“It depends on how active the fires continue to be,” he said.
However, some think the smoke could persist throughout the summer.
“We’re going to have days that are better than others with smoke in the Basin, but because of the number of fires in Northern California … we’re probably going to experience on and off areas of smoke,” said Norb Szczurek, division chief of the North Lake Tahoe Protection District.
The new sampling stations will measure the organic matter and toxic compounds in the smoke such as partially burned resins from trees. Smoke and haze contain fine particles and nutrients ” the biggest enemies to lake clarity.
“Part of what enters the lake and affects water quality comes from the atmosphere,” said Geoff Schladow, Tahoe Environmental Research Center director. “Even on a clear day there is always deposition from the air, so when there is smoke there are more particles.”
Increased nutrients in smoke landing in the lake have caused algae blooms in the past, both Schladow and Cahill said.
Last year, scientists saw increased algae blooms on the South Shore after the Angora fire, but the blooms returned to a normal level about a week later, Schladow said.
Now, scientists hope to see if significant smoke over a short period of time, such as that from the Angora fire, has a different effect than less smoke over a longer period of time, which the basin is experiencing now.

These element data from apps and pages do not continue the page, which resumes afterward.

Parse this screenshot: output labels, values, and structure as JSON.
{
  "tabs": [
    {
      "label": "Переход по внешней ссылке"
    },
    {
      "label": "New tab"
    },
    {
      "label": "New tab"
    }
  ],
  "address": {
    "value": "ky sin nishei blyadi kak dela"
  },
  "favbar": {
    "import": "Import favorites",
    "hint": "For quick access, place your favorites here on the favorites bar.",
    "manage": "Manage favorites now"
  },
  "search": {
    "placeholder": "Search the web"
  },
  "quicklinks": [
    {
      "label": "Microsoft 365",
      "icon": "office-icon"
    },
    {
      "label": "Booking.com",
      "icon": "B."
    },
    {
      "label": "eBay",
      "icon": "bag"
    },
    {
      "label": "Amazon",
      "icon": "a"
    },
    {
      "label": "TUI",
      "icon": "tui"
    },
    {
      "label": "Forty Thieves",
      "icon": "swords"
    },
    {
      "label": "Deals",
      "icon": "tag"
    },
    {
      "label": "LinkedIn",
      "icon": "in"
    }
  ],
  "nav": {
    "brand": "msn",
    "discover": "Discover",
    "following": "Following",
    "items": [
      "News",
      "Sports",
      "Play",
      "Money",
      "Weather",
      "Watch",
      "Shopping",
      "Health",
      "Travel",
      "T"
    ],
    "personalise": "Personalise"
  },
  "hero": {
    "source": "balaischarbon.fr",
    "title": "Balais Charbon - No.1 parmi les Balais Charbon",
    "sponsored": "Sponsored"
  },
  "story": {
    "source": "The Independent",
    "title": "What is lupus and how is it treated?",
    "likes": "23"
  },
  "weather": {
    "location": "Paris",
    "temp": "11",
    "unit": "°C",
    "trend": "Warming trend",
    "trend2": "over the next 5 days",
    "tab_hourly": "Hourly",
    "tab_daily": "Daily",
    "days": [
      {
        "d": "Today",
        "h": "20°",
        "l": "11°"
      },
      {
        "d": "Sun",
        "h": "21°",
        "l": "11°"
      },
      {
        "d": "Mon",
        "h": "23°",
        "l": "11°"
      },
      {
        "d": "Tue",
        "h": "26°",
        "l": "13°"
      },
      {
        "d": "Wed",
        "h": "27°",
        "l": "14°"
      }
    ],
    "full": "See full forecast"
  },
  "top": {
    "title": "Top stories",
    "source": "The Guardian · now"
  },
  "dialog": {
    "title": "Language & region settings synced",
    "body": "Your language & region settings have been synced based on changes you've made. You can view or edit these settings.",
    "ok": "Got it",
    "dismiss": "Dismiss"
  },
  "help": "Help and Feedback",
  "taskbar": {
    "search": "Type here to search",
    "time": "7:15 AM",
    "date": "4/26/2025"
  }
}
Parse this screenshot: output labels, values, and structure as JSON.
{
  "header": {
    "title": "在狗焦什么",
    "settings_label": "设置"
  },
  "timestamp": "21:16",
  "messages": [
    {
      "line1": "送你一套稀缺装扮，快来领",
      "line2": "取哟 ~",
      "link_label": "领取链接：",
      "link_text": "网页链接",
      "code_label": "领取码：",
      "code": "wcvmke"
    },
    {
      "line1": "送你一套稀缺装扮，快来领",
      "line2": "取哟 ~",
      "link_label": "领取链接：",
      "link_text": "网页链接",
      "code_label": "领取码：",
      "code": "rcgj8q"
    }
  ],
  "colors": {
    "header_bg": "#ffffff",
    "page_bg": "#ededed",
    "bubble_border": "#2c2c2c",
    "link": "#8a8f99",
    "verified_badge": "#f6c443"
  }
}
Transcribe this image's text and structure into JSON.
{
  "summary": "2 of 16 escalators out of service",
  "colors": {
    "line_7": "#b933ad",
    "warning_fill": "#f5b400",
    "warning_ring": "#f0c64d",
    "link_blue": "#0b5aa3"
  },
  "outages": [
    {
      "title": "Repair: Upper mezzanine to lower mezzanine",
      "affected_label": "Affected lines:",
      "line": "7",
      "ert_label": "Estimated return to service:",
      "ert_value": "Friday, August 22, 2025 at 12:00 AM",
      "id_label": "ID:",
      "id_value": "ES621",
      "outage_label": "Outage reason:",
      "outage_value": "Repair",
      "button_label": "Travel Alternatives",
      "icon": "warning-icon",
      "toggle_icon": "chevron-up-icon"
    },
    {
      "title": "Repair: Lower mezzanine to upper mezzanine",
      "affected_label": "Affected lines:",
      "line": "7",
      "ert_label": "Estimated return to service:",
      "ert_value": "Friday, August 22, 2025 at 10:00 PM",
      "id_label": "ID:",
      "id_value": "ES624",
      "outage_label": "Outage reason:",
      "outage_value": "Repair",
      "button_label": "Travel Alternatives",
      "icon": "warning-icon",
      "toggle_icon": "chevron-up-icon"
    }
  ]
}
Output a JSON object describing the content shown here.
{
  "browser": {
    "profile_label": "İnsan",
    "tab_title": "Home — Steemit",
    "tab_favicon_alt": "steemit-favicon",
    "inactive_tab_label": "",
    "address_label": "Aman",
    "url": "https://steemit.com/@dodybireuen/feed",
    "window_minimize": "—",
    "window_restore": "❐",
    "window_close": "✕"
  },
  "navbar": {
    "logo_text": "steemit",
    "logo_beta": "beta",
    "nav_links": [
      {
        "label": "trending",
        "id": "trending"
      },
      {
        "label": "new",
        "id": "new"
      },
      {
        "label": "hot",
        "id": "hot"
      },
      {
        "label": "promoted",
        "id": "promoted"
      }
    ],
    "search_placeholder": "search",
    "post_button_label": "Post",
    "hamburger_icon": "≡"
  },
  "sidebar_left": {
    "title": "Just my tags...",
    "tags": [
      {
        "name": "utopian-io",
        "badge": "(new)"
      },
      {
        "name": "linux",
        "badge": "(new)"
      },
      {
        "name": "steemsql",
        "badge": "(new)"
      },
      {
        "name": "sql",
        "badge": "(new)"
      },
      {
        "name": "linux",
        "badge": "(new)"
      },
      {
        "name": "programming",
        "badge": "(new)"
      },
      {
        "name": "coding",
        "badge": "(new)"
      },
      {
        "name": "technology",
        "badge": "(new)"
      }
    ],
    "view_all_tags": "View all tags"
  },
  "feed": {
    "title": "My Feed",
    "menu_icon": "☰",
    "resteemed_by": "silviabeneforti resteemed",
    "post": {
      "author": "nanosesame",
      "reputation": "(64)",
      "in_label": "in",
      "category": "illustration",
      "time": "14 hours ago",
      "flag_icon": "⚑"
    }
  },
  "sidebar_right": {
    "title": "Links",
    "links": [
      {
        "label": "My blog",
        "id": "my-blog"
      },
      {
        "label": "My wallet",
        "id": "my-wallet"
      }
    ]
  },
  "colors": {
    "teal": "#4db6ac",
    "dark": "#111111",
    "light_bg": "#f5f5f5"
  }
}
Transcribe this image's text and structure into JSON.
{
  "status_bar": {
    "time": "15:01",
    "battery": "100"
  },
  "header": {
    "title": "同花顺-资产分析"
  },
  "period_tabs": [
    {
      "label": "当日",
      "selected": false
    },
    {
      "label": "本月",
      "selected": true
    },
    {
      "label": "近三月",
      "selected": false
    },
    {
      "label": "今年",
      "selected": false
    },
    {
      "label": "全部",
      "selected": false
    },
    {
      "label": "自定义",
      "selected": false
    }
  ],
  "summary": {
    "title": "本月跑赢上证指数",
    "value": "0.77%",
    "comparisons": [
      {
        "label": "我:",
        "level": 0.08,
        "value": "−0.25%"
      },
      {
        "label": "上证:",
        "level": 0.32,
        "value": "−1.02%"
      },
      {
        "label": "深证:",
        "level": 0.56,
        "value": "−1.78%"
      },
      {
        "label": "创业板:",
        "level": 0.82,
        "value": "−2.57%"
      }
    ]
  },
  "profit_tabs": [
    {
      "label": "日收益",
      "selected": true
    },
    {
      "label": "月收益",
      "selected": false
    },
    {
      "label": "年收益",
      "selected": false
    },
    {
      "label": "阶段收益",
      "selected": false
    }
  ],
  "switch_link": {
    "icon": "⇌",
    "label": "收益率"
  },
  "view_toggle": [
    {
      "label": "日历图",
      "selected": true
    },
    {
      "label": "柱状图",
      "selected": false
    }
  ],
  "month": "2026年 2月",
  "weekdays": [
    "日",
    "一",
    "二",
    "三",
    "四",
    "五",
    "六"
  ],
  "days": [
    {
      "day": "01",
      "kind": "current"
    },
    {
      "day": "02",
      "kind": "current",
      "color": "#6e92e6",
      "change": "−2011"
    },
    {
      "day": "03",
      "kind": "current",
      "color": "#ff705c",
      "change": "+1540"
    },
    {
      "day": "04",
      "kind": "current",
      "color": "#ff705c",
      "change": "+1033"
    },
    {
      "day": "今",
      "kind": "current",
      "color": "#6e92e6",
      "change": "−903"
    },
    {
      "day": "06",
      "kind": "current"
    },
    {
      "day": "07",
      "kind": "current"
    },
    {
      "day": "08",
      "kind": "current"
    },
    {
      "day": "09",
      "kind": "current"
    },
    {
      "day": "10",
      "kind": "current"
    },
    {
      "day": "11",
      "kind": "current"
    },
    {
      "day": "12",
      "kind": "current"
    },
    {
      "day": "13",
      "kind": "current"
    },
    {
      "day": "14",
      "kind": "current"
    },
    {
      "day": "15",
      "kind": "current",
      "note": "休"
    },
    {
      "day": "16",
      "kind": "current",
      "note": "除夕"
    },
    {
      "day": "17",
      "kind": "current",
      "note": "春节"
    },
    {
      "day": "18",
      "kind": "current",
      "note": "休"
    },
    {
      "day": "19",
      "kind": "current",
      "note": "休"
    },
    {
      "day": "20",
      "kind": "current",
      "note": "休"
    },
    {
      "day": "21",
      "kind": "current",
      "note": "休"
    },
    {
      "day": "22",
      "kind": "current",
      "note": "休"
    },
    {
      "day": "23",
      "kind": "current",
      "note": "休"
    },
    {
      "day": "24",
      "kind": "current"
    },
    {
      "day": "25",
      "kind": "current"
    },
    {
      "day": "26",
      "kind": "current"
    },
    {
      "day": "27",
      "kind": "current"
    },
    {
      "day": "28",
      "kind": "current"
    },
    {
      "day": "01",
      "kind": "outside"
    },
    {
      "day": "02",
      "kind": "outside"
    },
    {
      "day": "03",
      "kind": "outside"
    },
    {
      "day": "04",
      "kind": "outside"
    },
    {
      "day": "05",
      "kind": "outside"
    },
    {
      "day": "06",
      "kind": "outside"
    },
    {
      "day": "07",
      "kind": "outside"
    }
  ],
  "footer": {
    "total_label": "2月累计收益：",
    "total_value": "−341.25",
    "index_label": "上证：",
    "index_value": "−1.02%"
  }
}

“We don’t know, it’s something we are watching,” Schladow said. “When the smoke finally clears we will have a good data set. When things like this happen, it is a natural experiment, we don’t plan them but we can observe them.”